Tuesday, April 12, 2011

Character Building part 3

Another important part of creating a character is giving them a background story that makes sense.  For example, it is doubtful (although not impossible) that a person coming from an abusive background is going to be a completely stable person with great self-esteem.

Using my book Vampires Rule as an example, I can tell you that I started with the kind of person I wanted Jack to be.  He's a bit naiive when it comes to other people and isn't real good at picking friends.  I wanted him to be drawn in by the villain, but I didn't want Jack to appear stupid.  I knew from the beginning that Jack's parents would be dead when the story started... but what kind of relationship did he have with them?  What kind of relationship did he have with his father?
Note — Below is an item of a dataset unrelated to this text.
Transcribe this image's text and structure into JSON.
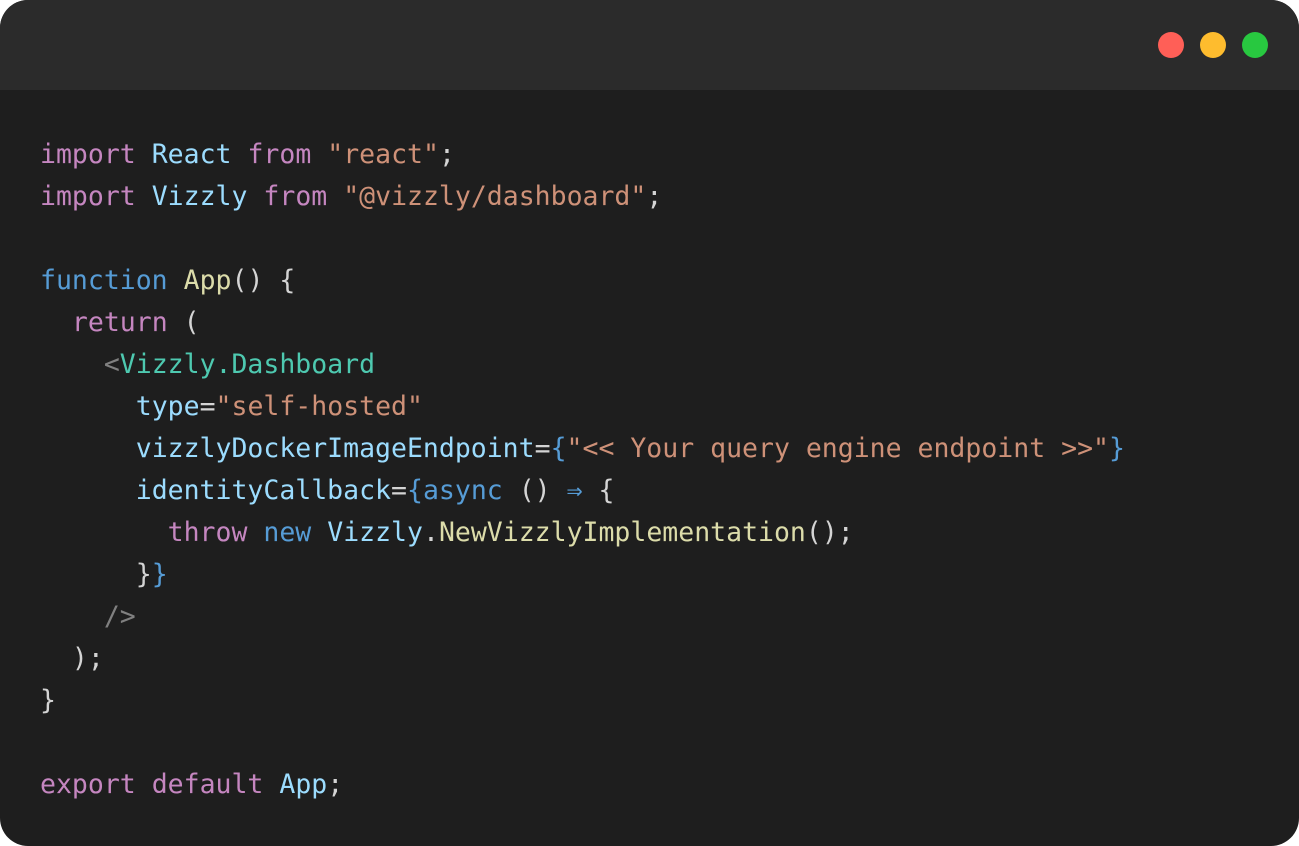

In order for the book to work, I decided Jack would have had a father who didn't show emotion easily.  He was more likely to slap his son on the back for a job well done than to hug him or say he loved him.  Still, Jack misses that.  He misses having that father-figure in his life... then here comes the antagonist.  Although the villain is in his thirties, he's charasmatic, intelligent, and knows just what buttons to push to get Jack on his side. 

In closing, remember to look at the character's backstory when fleshing them out.  It needs to make sense. Think about it.  We spend our entire adult lives trying to get over our childhood (unless you had a perfect one, which most of us haven't).  Happy writing.


Anonymous said...

The best test for characters that I have heard was from Redlettermedia's review of Star Wars Ep 1.

Harry S. Plinkett (fictional character lol) said that a good character can be described in more ways than a character who is not well written. This is not the end all of character creation, but it helps us keep our characters from being cookie cutters.

Anonymous said...

I suppose those lucky few who DID have perfect childhoods spend the rest of their lives trying to bridge that gulf with the rest of humanity...

K. C. Blake said...

That's probably true, but I've never met anyone who had a great childhood, so I wouldn't know.